Your goal
Copy out each line of the material exactly. Pictures do not belong in the copy.

Materials provided
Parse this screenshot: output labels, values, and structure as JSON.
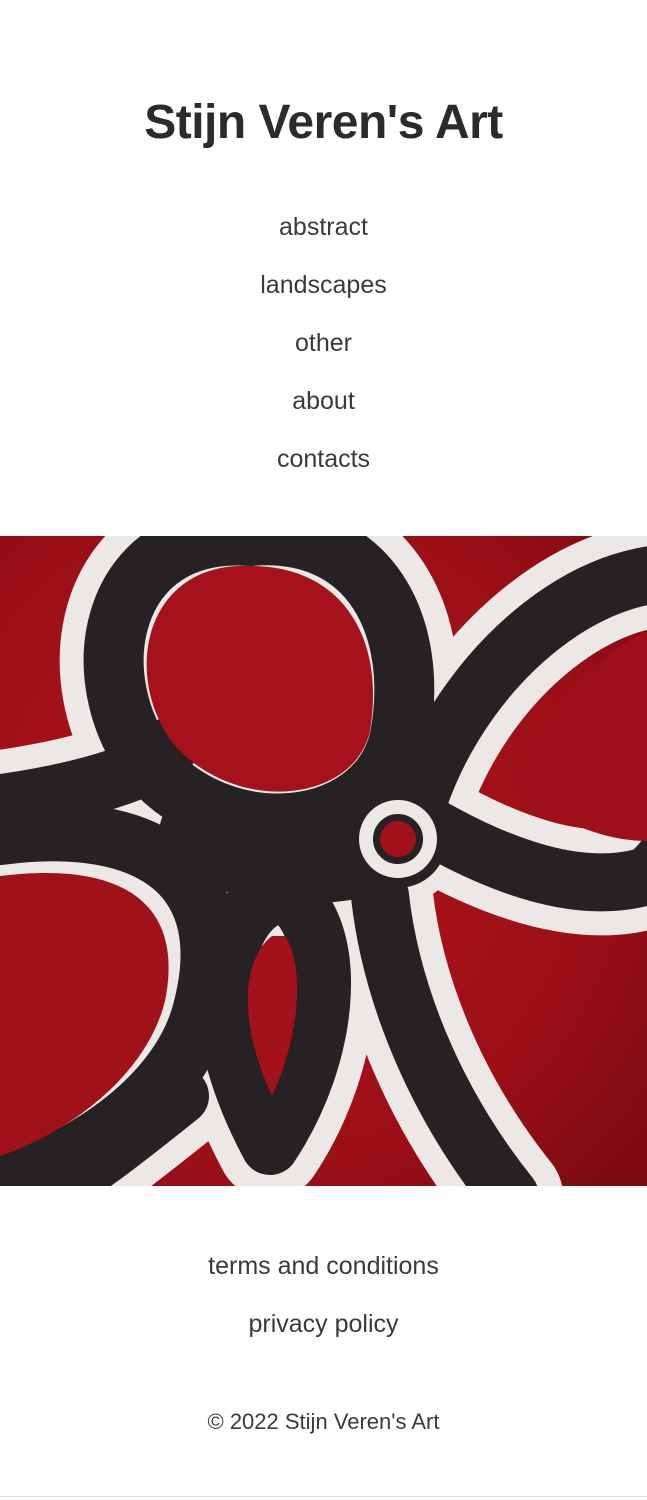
{
  "site": {
    "title": "Stijn Veren's Art"
  },
  "nav": {
    "items": [
      {
        "label": "abstract"
      },
      {
        "label": "landscapes"
      },
      {
        "label": "other"
      },
      {
        "label": "about"
      },
      {
        "label": "contacts"
      }
    ]
  },
  "hero": {
    "colors": {
      "background": "#a3111a",
      "band": "#262123",
      "outline": "#ece8e6"
    }
  },
  "footer": {
    "links": [
      {
        "label": "terms and conditions"
      },
      {
        "label": "privacy policy"
      }
    ],
    "copyright": "© 2022 Stijn Veren's Art"
  }
}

Reply to the exercise
Parse this screenshot: output labels, values, and structure as JSON.
{
  "site": {
    "title": "Stijn Veren's Art"
  },
  "nav": {
    "items": [
      {
        "label": "abstract"
      },
      {
        "label": "landscapes"
      },
      {
        "label": "other"
      },
      {
        "label": "about"
      },
      {
        "label": "contacts"
      }
    ]
  },
  "hero": {
    "colors": {
      "background": "#a3111a",
      "band": "#262123",
      "outline": "#ece8e6"
    }
  },
  "footer": {
    "links": [
      {
        "label": "terms and conditions"
      },
      {
        "label": "privacy policy"
      }
    ],
    "copyright": "© 2022 Stijn Veren's Art"
  }
}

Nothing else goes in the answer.